Excerpts from an interface dataset:
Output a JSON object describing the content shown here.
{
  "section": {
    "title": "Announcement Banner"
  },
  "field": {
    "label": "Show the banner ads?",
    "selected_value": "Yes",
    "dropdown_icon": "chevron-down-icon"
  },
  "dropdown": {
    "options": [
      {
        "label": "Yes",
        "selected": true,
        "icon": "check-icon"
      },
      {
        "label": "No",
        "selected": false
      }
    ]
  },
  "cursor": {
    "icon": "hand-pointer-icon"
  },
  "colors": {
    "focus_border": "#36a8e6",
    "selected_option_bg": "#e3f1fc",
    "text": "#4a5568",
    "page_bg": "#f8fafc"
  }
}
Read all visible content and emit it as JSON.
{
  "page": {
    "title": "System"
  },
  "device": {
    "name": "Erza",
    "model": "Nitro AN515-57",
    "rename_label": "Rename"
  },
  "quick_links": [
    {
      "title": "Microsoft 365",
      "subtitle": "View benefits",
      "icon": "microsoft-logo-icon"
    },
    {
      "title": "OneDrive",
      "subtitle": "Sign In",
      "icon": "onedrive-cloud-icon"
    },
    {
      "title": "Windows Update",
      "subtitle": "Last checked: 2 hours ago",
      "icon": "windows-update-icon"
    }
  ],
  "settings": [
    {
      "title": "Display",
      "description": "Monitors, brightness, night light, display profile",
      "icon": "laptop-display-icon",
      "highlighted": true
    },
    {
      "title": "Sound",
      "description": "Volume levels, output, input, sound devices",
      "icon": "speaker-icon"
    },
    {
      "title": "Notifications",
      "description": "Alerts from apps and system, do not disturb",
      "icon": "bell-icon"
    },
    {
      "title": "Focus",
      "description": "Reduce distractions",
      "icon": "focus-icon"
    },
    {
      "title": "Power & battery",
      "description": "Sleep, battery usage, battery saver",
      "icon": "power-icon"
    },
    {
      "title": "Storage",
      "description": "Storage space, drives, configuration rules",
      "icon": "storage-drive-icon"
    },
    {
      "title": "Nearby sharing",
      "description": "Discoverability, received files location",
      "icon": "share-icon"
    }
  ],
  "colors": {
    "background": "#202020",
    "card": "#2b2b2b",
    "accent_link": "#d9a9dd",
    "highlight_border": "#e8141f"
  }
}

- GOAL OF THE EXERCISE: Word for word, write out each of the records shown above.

- EXPECTED OUTPUT:
Output a JSON object describing the content shown here.
{
  "section": {
    "title": "Announcement Banner"
  },
  "field": {
    "label": "Show the banner ads?",
    "selected_value": "Yes",
    "dropdown_icon": "chevron-down-icon"
  },
  "dropdown": {
    "options": [
      {
        "label": "Yes",
        "selected": true,
        "icon": "check-icon"
      },
      {
        "label": "No",
        "selected": false
      }
    ]
  },
  "cursor": {
    "icon": "hand-pointer-icon"
  },
  "colors": {
    "focus_border": "#36a8e6",
    "selected_option_bg": "#e3f1fc",
    "text": "#4a5568",
    "page_bg": "#f8fafc"
  }
}
Read all visible content and emit it as JSON.
{
  "page": {
    "title": "System"
  },
  "device": {
    "name": "Erza",
    "model": "Nitro AN515-57",
    "rename_label": "Rename"
  },
  "quick_links": [
    {
      "title": "Microsoft 365",
      "subtitle": "View benefits",
      "icon": "microsoft-logo-icon"
    },
    {
      "title": "OneDrive",
      "subtitle": "Sign In",
      "icon": "onedrive-cloud-icon"
    },
    {
      "title": "Windows Update",
      "subtitle": "Last checked: 2 hours ago",
      "icon": "windows-update-icon"
    }
  ],
  "settings": [
    {
      "title": "Display",
      "description": "Monitors, brightness, night light, display profile",
      "icon": "laptop-display-icon",
      "highlighted": true
    },
    {
      "title": "Sound",
      "description": "Volume levels, output, input, sound devices",
      "icon": "speaker-icon"
    },
    {
      "title": "Notifications",
      "description": "Alerts from apps and system, do not disturb",
      "icon": "bell-icon"
    },
    {
      "title": "Focus",
      "description": "Reduce distractions",
      "icon": "focus-icon"
    },
    {
      "title": "Power & battery",
      "description": "Sleep, battery usage, battery saver",
      "icon": "power-icon"
    },
    {
      "title": "Storage",
      "description": "Storage space, drives, configuration rules",
      "icon": "storage-drive-icon"
    },
    {
      "title": "Nearby sharing",
      "description": "Discoverability, received files location",
      "icon": "share-icon"
    }
  ],
  "colors": {
    "background": "#202020",
    "card": "#2b2b2b",
    "accent_link": "#d9a9dd",
    "highlight_border": "#e8141f"
  }
}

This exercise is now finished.